- Thinking it's an effective form of contraception by following the hype and then realizing it does not do what its meant to do.
- You may get someone pregnant.
- You may get an STD.
- You may get an allergic reaction from the adhesive.
Is There Science Behind The Efficacy Of The Jiftip?
"There is no scientific data to support the safety or efficacy of the Jiftip," Dr. Michael Krychman, Executive Director of the Southern California Center for Sexual Health and Survivorship Medicine and co-author of The Sexual Spark: 20 Essential Exercises to Reignite the Passion, tells Bustle. "It clearly adheres to the tip of the glans penis, the most sensitive part of the male sexual anatomy, and is propertied to act as a feel shield. Plus, there is no evidence to support that pre-ejaculate may not affect the tight seal and cause it to come loose." Loose? Yikes!
What Men Who've Tried It Say
The product is still in beta testing, so some men have tried it. One, Sam, attests to it on Jiftip's website, saying, "...wow I couldn’t believe how well this thing was sticking, felt like my little fella could go 12 rounds with Mike Tyson and still wouldn't fall off!! It's near invisible, and if you aren't looking at it, you'll definitely forget it's there, virtually undetectable."
The Jiftip rep shared this comment left on the site with Bustle:
But Does It Hurt?!
I would imagine the "maximum grip" adhesive hurts, or at least stings. "Another concern is that this Jiftip adheres to the sensitive penile glad tissue (it has abundant sensory nerves!) — adheres/ glues/ sticks, choose your own word," Dr. Krychman says. "In a strong Band-Aid-like manner, try to pull that off — especially in the heat of sexual excitement and pleasure — OUCH! Let's talk about coitus-interruptus-by-exquisite-pain-on-your-penis! Ripping a Band-Aid off your sensitive penile head — again, OUCH! Just take a gander on the product website's instructions: 'Does it hurt when you take it off? Yes, it does hurt. But you quickly build a tolerance to it — like drinking a beer, strange at first, suddenly you're addicted.' Not sure most men would appreciate paper-like cuts on their penis or the feeling of urinating glass — but to each his own!"
Would Doctors Recommend This Product?
"I would not label this as a new form of contraception until it has been proven to be effective," Dr. Brahmbhatt says. "I would be cautious to recommend this product to my patients or anyone else."
Here's What Men Should Use Instead
"There are way more effective ways to prevent pregnancy and STDs," Dr. Brahmbhatt says.

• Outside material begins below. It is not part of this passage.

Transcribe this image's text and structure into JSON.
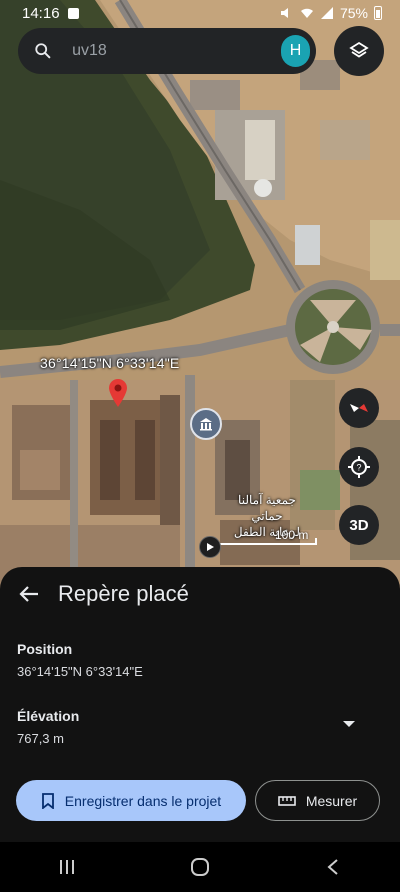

They include:
- Male Birth Control — vasectomy, condoms, pull-out method — which all have their pros/cons. (The failure rate for condoms is up to 18 percent and withdrawal is up to 22 percent.)
- Female Birth Control — Fertility awareness apps/methods (24 percent failure rate), Ring (9 percent failure rate), Pill (9 percent failure rate), Injectable (6 percent failure rate), IUD (0.2-0.8 percent failure rate), tubal ligation (0.5% failure rate).
As far as safe sex is concerned, Dr. Krychman is a big fan of men sticking to using condoms, even the guys who "don't believe in them." "Sometimes an unrealistic fear crops into men's sexual consciousness, especially when they're contemplating using condoms," Dr. Krychman says. "'Are condoms less manly? Am I supposed to a be a risk-taker and risk pregnancy or an STI?' Some men can even suppress the realistic fears of unwanted STIs or unwanted pregnancies, but then become preoccupied with the fear they will lose their erection, be a stud no more, and even fear that sex won't be as pleasurable. Condoms are often equated with rejection, decreased sexual prowess, and often perceived as emasculating. As a sexual medicine specialist, I ask my patients to follow the data: condoms, when used properly, prevent sexually transmitted diseases, unwanted pregnancy and, in some cases, enhance sensitivity and may promote sensual safe intimacy between partners. It's time to embrace the condom and squelch the condomphobia!"
The Final DL
In all seriousness, on Jiftip's website, when you're about to add some Jiftips to your online shopping cart, they do remind you that it's meant for fun:
Meanwhile, you should remember that Jiftip is what they state they are, a novelty item (and likely nothing more).